Among the entries that follow, some lines contain the word "Source". Show all of them.

[Website and app data records]
☆ ☆ ☆ ☆ ☆ ☆ ☆

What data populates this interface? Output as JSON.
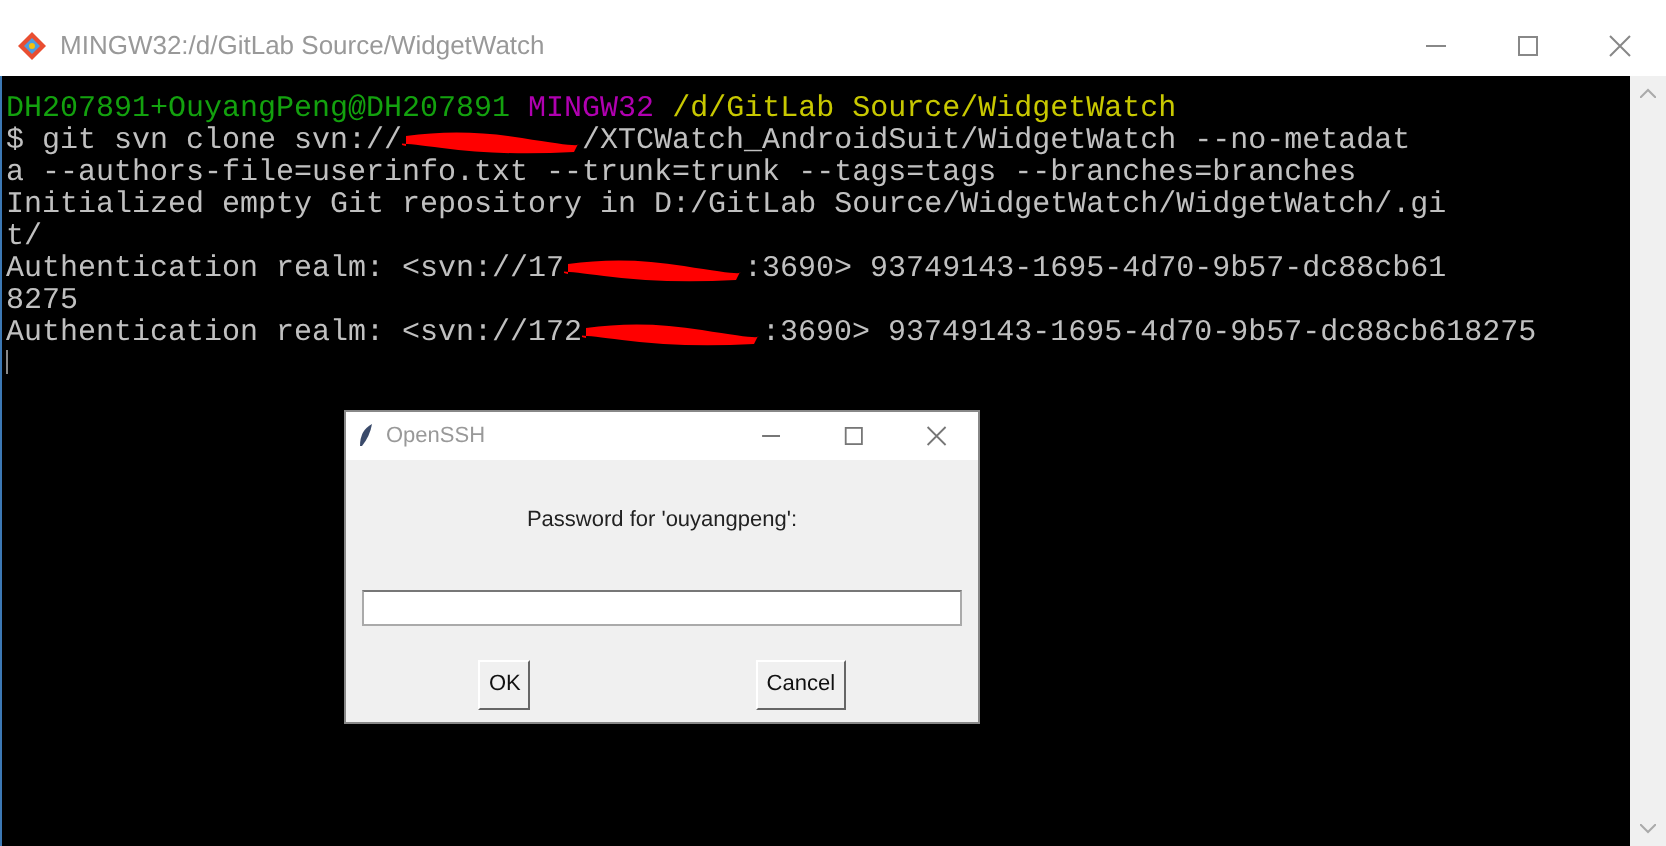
{
  "window": {
    "title": "MINGW32:/d/GitLab Source/WidgetWatch"
  },
  "terminal": {
    "prompt": [
      {
        "kind": "user",
        "text": "DH207891+OuyangPeng@DH207891"
      },
      {
        "kind": "system",
        "text": "MINGW32"
      },
      {
        "kind": "path",
        "text": "/d/GitLab Source/WidgetWatch"
      }
    ],
    "lines": [
      [
        {
          "kind": "text",
          "text": "$ git svn clone svn://"
        },
        {
          "kind": "redaction"
        },
        {
          "kind": "text",
          "text": "/XTCWatch_AndroidSuit/WidgetWatch --no-metadat"
        }
      ],
      [
        {
          "kind": "text",
          "text": "a --authors-file=userinfo.txt --trunk=trunk --tags=tags --branches=branches"
        }
      ],
      [
        {
          "kind": "text",
          "text": "Initialized empty Git repository in D:/GitLab Source/WidgetWatch/WidgetWatch/.gi"
        }
      ],
      [
        {
          "kind": "text",
          "text": "t/"
        }
      ],
      [
        {
          "kind": "text",
          "text": "Authentication realm: <svn://17"
        },
        {
          "kind": "redaction"
        },
        {
          "kind": "text",
          "text": ":3690> 93749143-1695-4d70-9b57-dc88cb61"
        }
      ],
      [
        {
          "kind": "text",
          "text": "8275"
        }
      ],
      [
        {
          "kind": "text",
          "text": "Authentication realm: <svn://172"
        },
        {
          "kind": "redaction"
        },
        {
          "kind": "text",
          "text": ":3690> 93749143-1695-4d70-9b57-dc88cb618275"
        }
      ]
    ]
  },
  "dialog": {
    "title": "OpenSSH",
    "prompt": "Password for 'ouyangpeng':",
    "buttons": [
      "OK",
      "Cancel"
    ]
  }
}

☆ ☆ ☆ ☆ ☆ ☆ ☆

EXERCISE RESULT —
    "title": "MINGW32:/d/GitLab Source/WidgetWatch"
        "text": "/d/GitLab Source/WidgetWatch"
          "text": "Initialized empty Git repository in D:/GitLab Source/WidgetWatch/WidgetWatch/.gi"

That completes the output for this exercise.